### WHAT TO DO:
Every line of the material below in which "title" shows up is to be located and copied.

### TASK DATA:
------

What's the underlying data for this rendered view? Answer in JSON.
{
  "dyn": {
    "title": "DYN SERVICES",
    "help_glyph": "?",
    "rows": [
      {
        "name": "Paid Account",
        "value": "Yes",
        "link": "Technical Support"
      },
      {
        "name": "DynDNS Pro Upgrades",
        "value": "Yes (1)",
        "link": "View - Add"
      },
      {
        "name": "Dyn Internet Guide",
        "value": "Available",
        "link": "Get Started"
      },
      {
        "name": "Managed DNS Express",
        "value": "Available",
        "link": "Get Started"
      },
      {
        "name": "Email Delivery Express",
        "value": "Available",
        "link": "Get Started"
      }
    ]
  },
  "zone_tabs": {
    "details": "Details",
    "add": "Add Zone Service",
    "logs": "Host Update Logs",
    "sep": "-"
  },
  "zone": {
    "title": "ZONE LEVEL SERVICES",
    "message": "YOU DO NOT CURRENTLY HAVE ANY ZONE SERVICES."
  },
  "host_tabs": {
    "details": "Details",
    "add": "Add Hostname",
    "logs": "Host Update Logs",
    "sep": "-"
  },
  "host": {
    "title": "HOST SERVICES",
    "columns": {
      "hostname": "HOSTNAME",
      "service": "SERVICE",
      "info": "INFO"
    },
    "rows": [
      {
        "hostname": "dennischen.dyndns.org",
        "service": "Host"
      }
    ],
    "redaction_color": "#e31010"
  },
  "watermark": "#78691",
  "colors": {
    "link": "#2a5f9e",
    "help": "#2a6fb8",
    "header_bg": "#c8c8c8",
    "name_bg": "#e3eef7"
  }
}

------

### EXERCISE OUTPUT:
    "title": "DYN SERVICES",
    "title": "ZONE LEVEL SERVICES",
    "title": "HOST SERVICES",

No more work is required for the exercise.